• _Problem requirements_:
Set down every entry once more, exactly as it appears.

━━━ Records for this exercise ━━━

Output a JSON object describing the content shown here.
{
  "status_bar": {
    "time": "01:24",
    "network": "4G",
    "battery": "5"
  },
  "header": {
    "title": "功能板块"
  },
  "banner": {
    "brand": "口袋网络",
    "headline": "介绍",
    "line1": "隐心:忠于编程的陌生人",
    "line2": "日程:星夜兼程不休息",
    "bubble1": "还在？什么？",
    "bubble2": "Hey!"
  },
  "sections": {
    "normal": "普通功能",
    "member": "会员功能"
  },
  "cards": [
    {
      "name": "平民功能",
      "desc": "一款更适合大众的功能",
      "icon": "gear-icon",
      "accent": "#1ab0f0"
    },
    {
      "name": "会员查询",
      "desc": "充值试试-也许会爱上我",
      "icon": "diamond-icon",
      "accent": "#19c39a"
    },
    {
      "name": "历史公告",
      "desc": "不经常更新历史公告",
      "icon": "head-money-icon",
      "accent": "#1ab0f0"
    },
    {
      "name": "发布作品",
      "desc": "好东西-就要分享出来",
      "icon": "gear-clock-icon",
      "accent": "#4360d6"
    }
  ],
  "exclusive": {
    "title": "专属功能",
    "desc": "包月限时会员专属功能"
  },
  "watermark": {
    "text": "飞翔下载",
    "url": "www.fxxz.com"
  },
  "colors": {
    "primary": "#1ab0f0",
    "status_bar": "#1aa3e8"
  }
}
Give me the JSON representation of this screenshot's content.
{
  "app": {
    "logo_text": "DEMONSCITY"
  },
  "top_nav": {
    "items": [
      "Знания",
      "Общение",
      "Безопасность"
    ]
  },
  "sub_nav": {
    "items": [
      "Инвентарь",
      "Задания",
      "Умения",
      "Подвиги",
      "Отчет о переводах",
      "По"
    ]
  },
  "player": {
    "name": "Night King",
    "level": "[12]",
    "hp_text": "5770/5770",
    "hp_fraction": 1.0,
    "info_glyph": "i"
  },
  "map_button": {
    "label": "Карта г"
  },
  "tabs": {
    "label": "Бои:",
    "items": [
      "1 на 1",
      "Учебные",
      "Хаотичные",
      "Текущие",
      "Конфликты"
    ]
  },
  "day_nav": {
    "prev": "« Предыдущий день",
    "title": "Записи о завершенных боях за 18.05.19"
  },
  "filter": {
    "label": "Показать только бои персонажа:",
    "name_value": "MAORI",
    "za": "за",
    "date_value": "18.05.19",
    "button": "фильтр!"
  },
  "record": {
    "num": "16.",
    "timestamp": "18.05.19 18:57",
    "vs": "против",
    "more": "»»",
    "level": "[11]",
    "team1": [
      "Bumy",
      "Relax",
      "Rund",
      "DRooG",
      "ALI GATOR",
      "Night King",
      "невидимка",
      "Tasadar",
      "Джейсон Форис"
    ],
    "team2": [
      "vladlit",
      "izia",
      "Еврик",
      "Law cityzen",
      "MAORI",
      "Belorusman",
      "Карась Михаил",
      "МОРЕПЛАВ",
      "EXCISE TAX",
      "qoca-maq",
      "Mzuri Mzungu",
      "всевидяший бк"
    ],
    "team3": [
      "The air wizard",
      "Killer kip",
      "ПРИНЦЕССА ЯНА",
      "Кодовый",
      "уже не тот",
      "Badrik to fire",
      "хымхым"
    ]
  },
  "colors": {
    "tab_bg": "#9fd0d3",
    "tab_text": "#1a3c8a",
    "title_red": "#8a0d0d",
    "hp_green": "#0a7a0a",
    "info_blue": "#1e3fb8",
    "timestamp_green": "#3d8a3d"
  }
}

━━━

• _Solution for this task_:
Output a JSON object describing the content shown here.
{
  "status_bar": {
    "time": "01:24",
    "network": "4G",
    "battery": "5"
  },
  "header": {
    "title": "功能板块"
  },
  "banner": {
    "brand": "口袋网络",
    "headline": "介绍",
    "line1": "隐心:忠于编程的陌生人",
    "line2": "日程:星夜兼程不休息",
    "bubble1": "还在？什么？",
    "bubble2": "Hey!"
  },
  "sections": {
    "normal": "普通功能",
    "member": "会员功能"
  },
  "cards": [
    {
      "name": "平民功能",
      "desc": "一款更适合大众的功能",
      "icon": "gear-icon",
      "accent": "#1ab0f0"
    },
    {
      "name": "会员查询",
      "desc": "充值试试-也许会爱上我",
      "icon": "diamond-icon",
      "accent": "#19c39a"
    },
    {
      "name": "历史公告",
      "desc": "不经常更新历史公告",
      "icon": "head-money-icon",
      "accent": "#1ab0f0"
    },
    {
      "name": "发布作品",
      "desc": "好东西-就要分享出来",
      "icon": "gear-clock-icon",
      "accent": "#4360d6"
    }
  ],
  "exclusive": {
    "title": "专属功能",
    "desc": "包月限时会员专属功能"
  },
  "watermark": {
    "text": "飞翔下载",
    "url": "www.fxxz.com"
  },
  "colors": {
    "primary": "#1ab0f0",
    "status_bar": "#1aa3e8"
  }
}
Give me the JSON representation of this screenshot's content.
{
  "app": {
    "logo_text": "DEMONSCITY"
  },
  "top_nav": {
    "items": [
      "Знания",
      "Общение",
      "Безопасность"
    ]
  },
  "sub_nav": {
    "items": [
      "Инвентарь",
      "Задания",
      "Умения",
      "Подвиги",
      "Отчет о переводах",
      "По"
    ]
  },
  "player": {
    "name": "Night King",
    "level": "[12]",
    "hp_text": "5770/5770",
    "hp_fraction": 1.0,
    "info_glyph": "i"
  },
  "map_button": {
    "label": "Карта г"
  },
  "tabs": {
    "label": "Бои:",
    "items": [
      "1 на 1",
      "Учебные",
      "Хаотичные",
      "Текущие",
      "Конфликты"
    ]
  },
  "day_nav": {
    "prev": "« Предыдущий день",
    "title": "Записи о завершенных боях за 18.05.19"
  },
  "filter": {
    "label": "Показать только бои персонажа:",
    "name_value": "MAORI",
    "za": "за",
    "date_value": "18.05.19",
    "button": "фильтр!"
  },
  "record": {
    "num": "16.",
    "timestamp": "18.05.19 18:57",
    "vs": "против",
    "more": "»»",
    "level": "[11]",
    "team1": [
      "Bumy",
      "Relax",
      "Rund",
      "DRooG",
      "ALI GATOR",
      "Night King",
      "невидимка",
      "Tasadar",
      "Джейсон Форис"
    ],
    "team2": [
      "vladlit",
      "izia",
      "Еврик",
      "Law cityzen",
      "MAORI",
      "Belorusman",
      "Карась Михаил",
      "МОРЕПЛАВ",
      "EXCISE TAX",
      "qoca-maq",
      "Mzuri Mzungu",
      "всевидяший бк"
    ],
    "team3": [
      "The air wizard",
      "Killer kip",
      "ПРИНЦЕССА ЯНА",
      "Кодовый",
      "уже не тот",
      "Badrik to fire",
      "хымхым"
    ]
  },
  "colors": {
    "tab_bg": "#9fd0d3",
    "tab_text": "#1a3c8a",
    "title_red": "#8a0d0d",
    "hp_green": "#0a7a0a",
    "info_blue": "#1e3fb8",
    "timestamp_green": "#3d8a3d"
  }
}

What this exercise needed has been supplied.